Thailand’s Delta Plus Case : A False Alarm That Cannot Be Ignored

Thailand’s Delta Plus Case : A False Alarm That Cannot Be Ignored

Thailand’s Delta Plus Case : A False Alarm That Cannot Be Ignored

Dr. Chawetsan Namwat, Director of the Division of Disease Control and Emergency Health Hazards  at Disease Control Department (DCD) said on Monday that Thailand  has recorded its first case of the Delta Plus variant of Covid-19.

However, by Tuesday, Dr. Supakit Sirilak, Director-General of the Medical Sciences Department clarified that the first Covid-19 Delta Plus case found in Thailand is the AY.1  variant which is different from the AY.4.2 strain currently spreading in the United  Kingdom. 

How dangerous is the Delta Plus variant and although it was a false alarm, should the country ignore it?

The United Kingdom Health Security Agency on Sunday moved the AY.4.2 variant to the “under Investigation” category.

The designation was made on the basis that this sub-lineage has become increasingly  common in the UK in recent months and there is some early evidence that it may have an  increased growth rate in the UK compared to Delta.
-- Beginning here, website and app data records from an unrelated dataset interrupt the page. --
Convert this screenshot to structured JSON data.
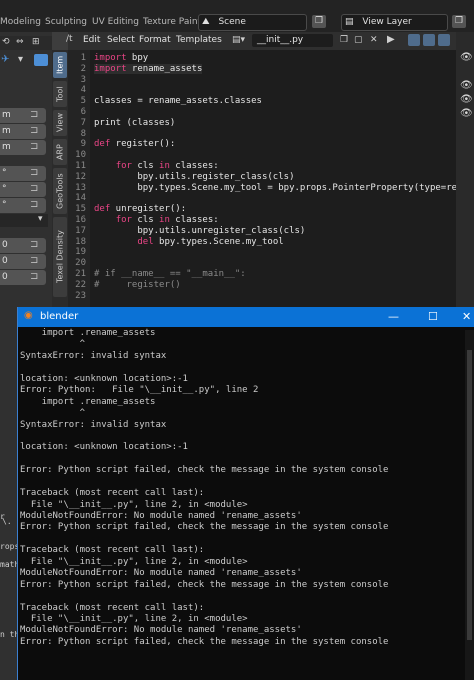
{
  "topbar": {
    "tabs": [
      "Modeling",
      "Sculpting",
      "UV Editing",
      "Texture Paint"
    ],
    "scene_label": "Scene",
    "view_layer_label": "View Layer"
  },
  "editor": {
    "menus": [
      "Edit",
      "Select",
      "Format",
      "Templates"
    ],
    "filename": "__init__.py",
    "line_numbers": [
      "1",
      "2",
      "3",
      "4",
      "5",
      "6",
      "7",
      "8",
      "9",
      "10",
      "11",
      "12",
      "13",
      "14",
      "15",
      "16",
      "17",
      "18",
      "19",
      "20",
      "21",
      "22",
      "23"
    ],
    "lines": [
      "import bpy",
      "import rename_assets",
      "",
      "",
      "classes = rename_assets.classes",
      "",
      "print (classes)",
      "",
      "def register():",
      "",
      "    for cls in classes:",
      "        bpy.utils.register_class(cls)",
      "        bpy.types.Scene.my_tool = bpy.props.PointerProperty(type=rename",
      "",
      "def unregister():",
      "    for cls in classes:",
      "        bpy.utils.unregister_class(cls)",
      "        del bpy.types.Scene.my_tool",
      "",
      "",
      "# if __name__ == \"__main__\":",
      "#     register()",
      ""
    ]
  },
  "sidebar_tabs": [
    "Item",
    "Tool",
    "View",
    "ARP",
    "GeoTools",
    "Texel Density"
  ],
  "left_panel": {
    "rows": [
      "m",
      "m",
      "m",
      "°",
      "°",
      "°",
      "0",
      "0",
      "0"
    ],
    "fragments": [
      "r",
      "\\.",
      "rops.",
      "math",
      "n th"
    ]
  },
  "console": {
    "title": "blender",
    "lines": [
      "    import .rename_assets",
      "           ^",
      "SyntaxError: invalid syntax",
      "",
      "location: <unknown location>:-1",
      "Error: Python:   File \"\\__init__.py\", line 2",
      "    import .rename_assets",
      "           ^",
      "SyntaxError: invalid syntax",
      "",
      "location: <unknown location>:-1",
      "",
      "Error: Python script failed, check the message in the system console",
      "",
      "Traceback (most recent call last):",
      "  File \"\\__init__.py\", line 2, in <module>",
      "ModuleNotFoundError: No module named 'rename_assets'",
      "Error: Python script failed, check the message in the system console",
      "",
      "Traceback (most recent call last):",
      "  File \"\\__init__.py\", line 2, in <module>",
      "ModuleNotFoundError: No module named 'rename_assets'",
      "Error: Python script failed, check the message in the system console",
      "",
      "Traceback (most recent call last):",
      "  File \"\\__init__.py\", line 2, in <module>",
      "ModuleNotFoundError: No module named 'rename_assets'",
      "Error: Python script failed, check the message in the system console"
    ],
    "controls": {
      "minimize": "—",
      "maximize": "☐",
      "close": "✕"
    }
  },
  "colors": {
    "keyword": "#e94586",
    "console_title": "#0b72d6",
    "active_tab": "#4f6c8c"
  }
}
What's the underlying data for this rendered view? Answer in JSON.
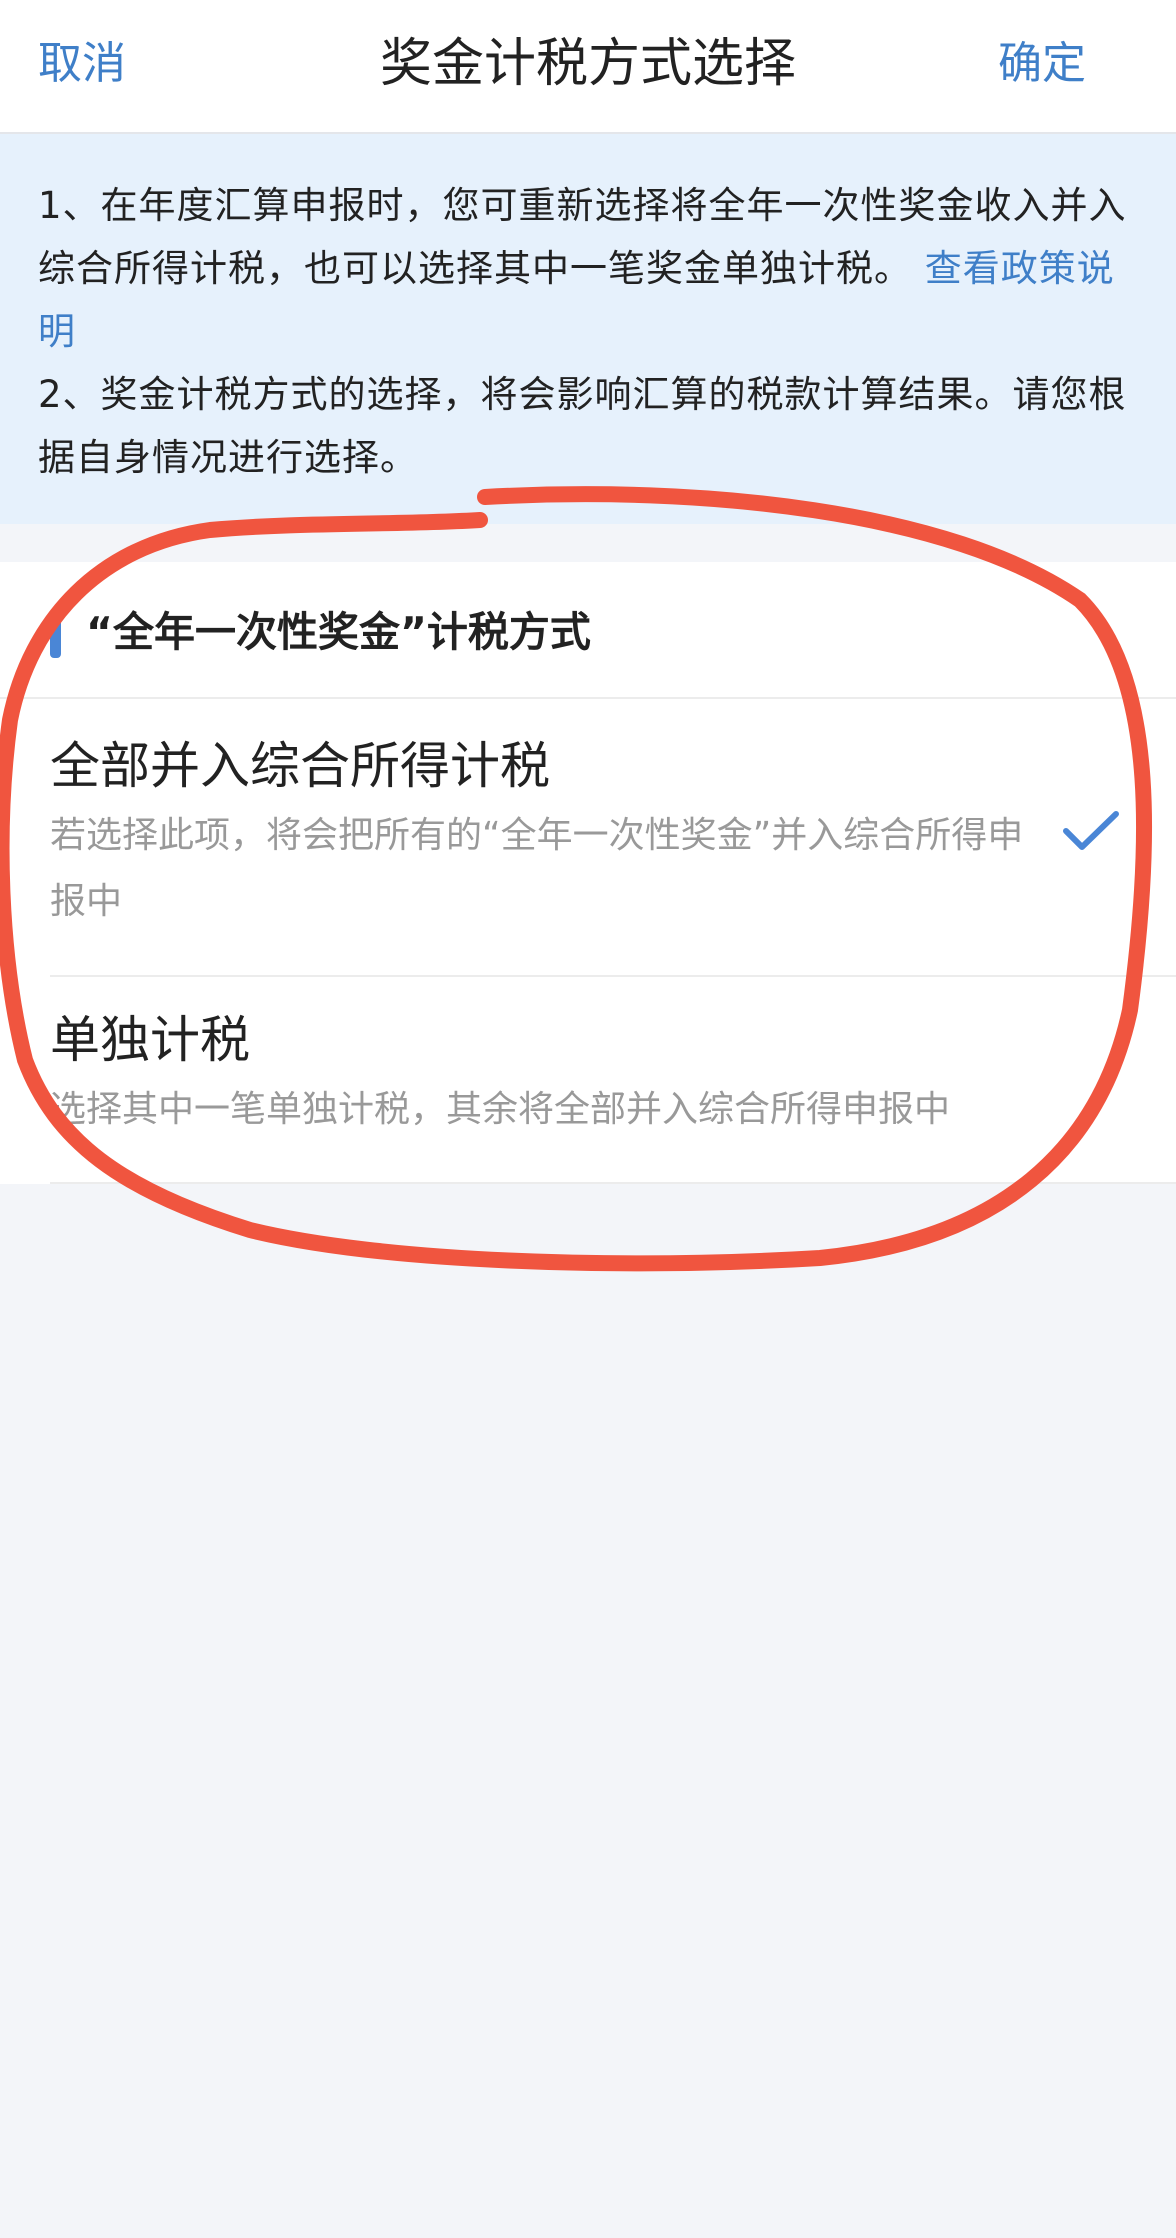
{
  "navbar": {
    "cancel_label": "取消",
    "title": "奖金计税方式选择",
    "confirm_label": "确定"
  },
  "notice": {
    "line1_text": "1、在年度汇算申报时，您可重新选择将全年一次性奖金收入并入综合所得计税，也可以选择其中一笔奖金单独计税。",
    "line1_link": "查看政策说明",
    "line2_text": "2、奖金计税方式的选择，将会影响汇算的税款计算结果。请您根据自身情况进行选择。"
  },
  "section": {
    "title": "“全年一次性奖金”计税方式",
    "accent_color": "#4a86d6"
  },
  "options": [
    {
      "title": "全部并入综合所得计税",
      "description": "若选择此项，将会把所有的“全年一次性奖金”并入综合所得申报中",
      "selected": true,
      "icon": "checkmark-icon"
    },
    {
      "title": "单独计税",
      "description": "选择其中一笔单独计税，其余将全部并入综合所得申报中",
      "selected": false
    }
  ],
  "colors": {
    "link_blue": "#3f7fc8",
    "notice_bg": "#e6f1fc",
    "page_bg": "#f3f5f9",
    "annotation_red": "#f0553f"
  }
}
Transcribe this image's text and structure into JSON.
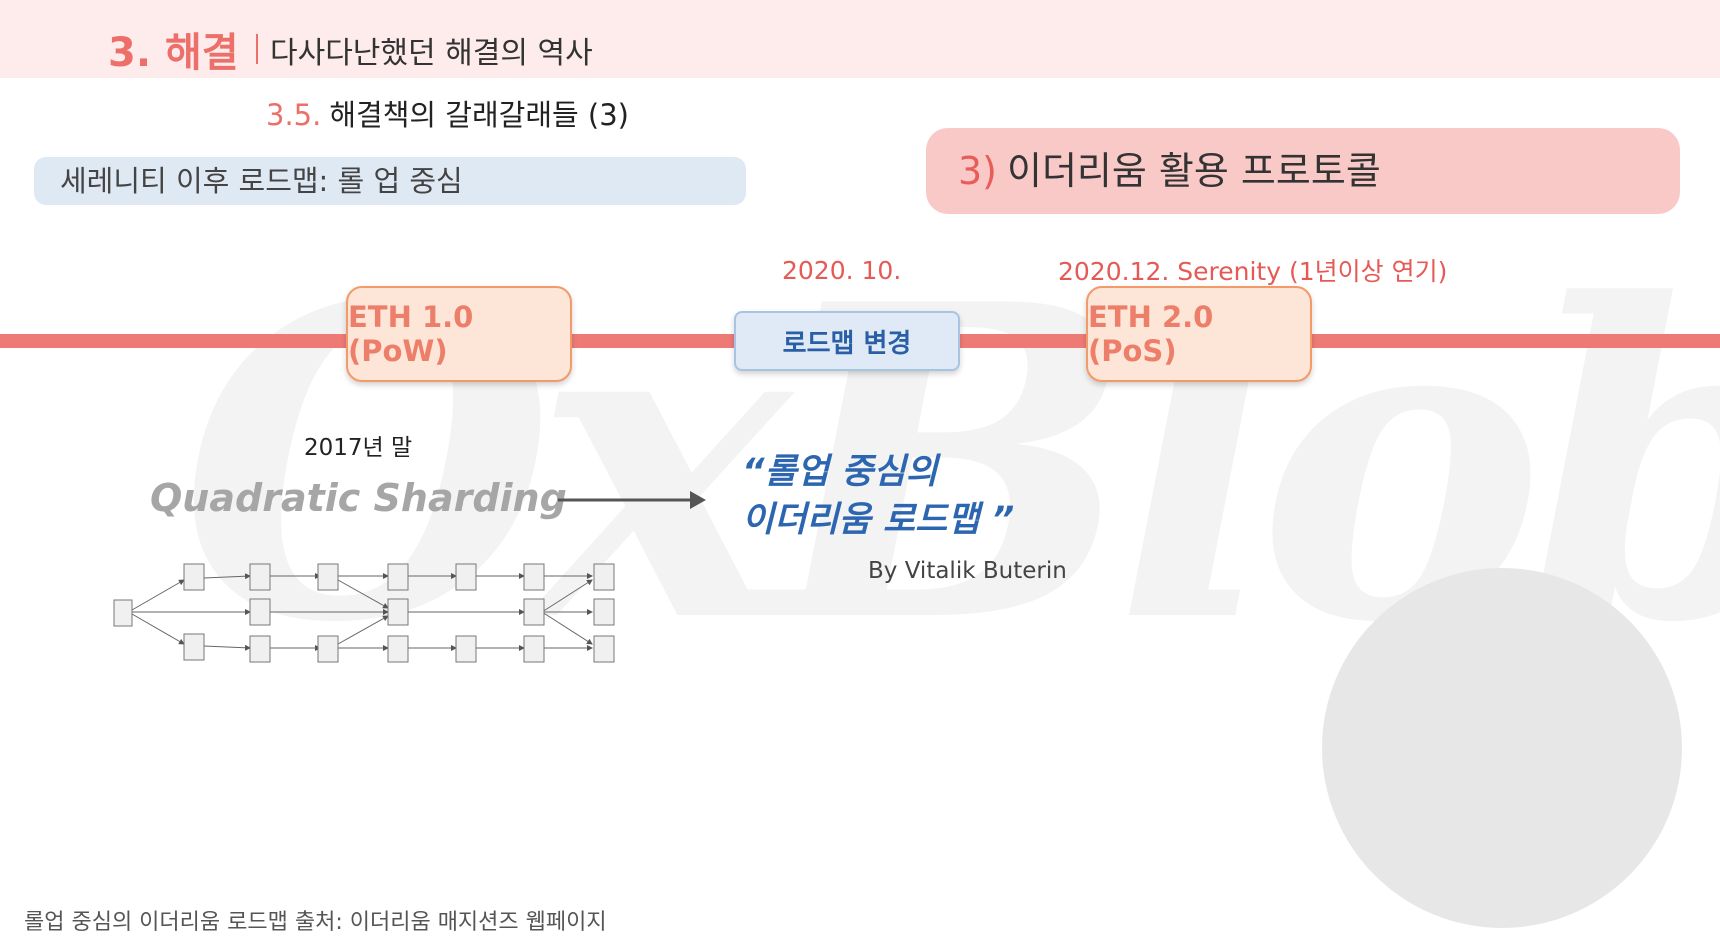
{
  "header": {
    "section_number": "3. 해결",
    "subtitle": "다사다난했던 해결의 역사"
  },
  "subsection": {
    "number": "3.5.",
    "title": "해결책의 갈래갈래들 (3)"
  },
  "roadmap_label": "세레니티 이후 로드맵: 롤 업 중심",
  "protocol": {
    "number": "3)",
    "title": "이더리움 활용 프로토콜"
  },
  "timeline": {
    "eth1": "ETH 1.0 (PoW)",
    "roadmap_change": "로드맵 변경",
    "eth2": "ETH 2.0 (PoS)",
    "date_change": "2020. 10.",
    "date_serenity": "2020.12. Serenity (1년이상 연기)"
  },
  "left": {
    "year": "2017년 말",
    "sharding_title": "Quadratic Sharding"
  },
  "quote": {
    "line1": "“롤업 중심의",
    "line2": "이더리움 로드맵 ”",
    "author": "By Vitalik Buterin"
  },
  "watermark": "OxBlob",
  "source": "롤업 중심의 이더리움 로드맵 출처: 이더리움 매지션즈 웹페이지",
  "colors": {
    "accent": "#ec6f6a",
    "header_band": "#fdeceb",
    "blue": "#2d66b0"
  }
}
UKSHA , the health agency in charge of assessing Covid variants noted that the genome of the Delta Plus variant does not have many mutations compared to Delta. However,he warned, a small change may be enough to cause a difference in the virus properties.
Healthline reported Francois Balloux, PHD, director at the Univeristy College London Genetics  Institute posted on social media that data suggests AY.4.2 could be more transmissible than the more common UK Delta variant AY.4.

The sub-variant of the Covid delta strain-AY.4.2 may be up to 15 per cent more  transmissible than the original Delta, scientists estimate and is likely to be named as Nu.

However, experts say that more transmissibility doesn’t mean more dangerous. 
Der Len Horovitz, internist and pulmonary specialist  at Lenox Hill Hospital in New York explained that the virus being more infectious, does not mean it’s more virulent but it does mean that the virus’s incubation period is shorter, so it can be transmitted faster and spread more easily than one that requires longer incubation.

Experts seem to agree that although data points to higher transmissibility, the Delta Plus needs more research and data on whether the cases would be more serious.

Although, we are not seeing anything worrisome yet, Thai authorities should be tracking  it carefully and strengthening all public health measures. It’s better to be cautious now than to be caught off-guard again if the cases turn out be serious as it was with the  Delta variant.

Written By - Patra Manas.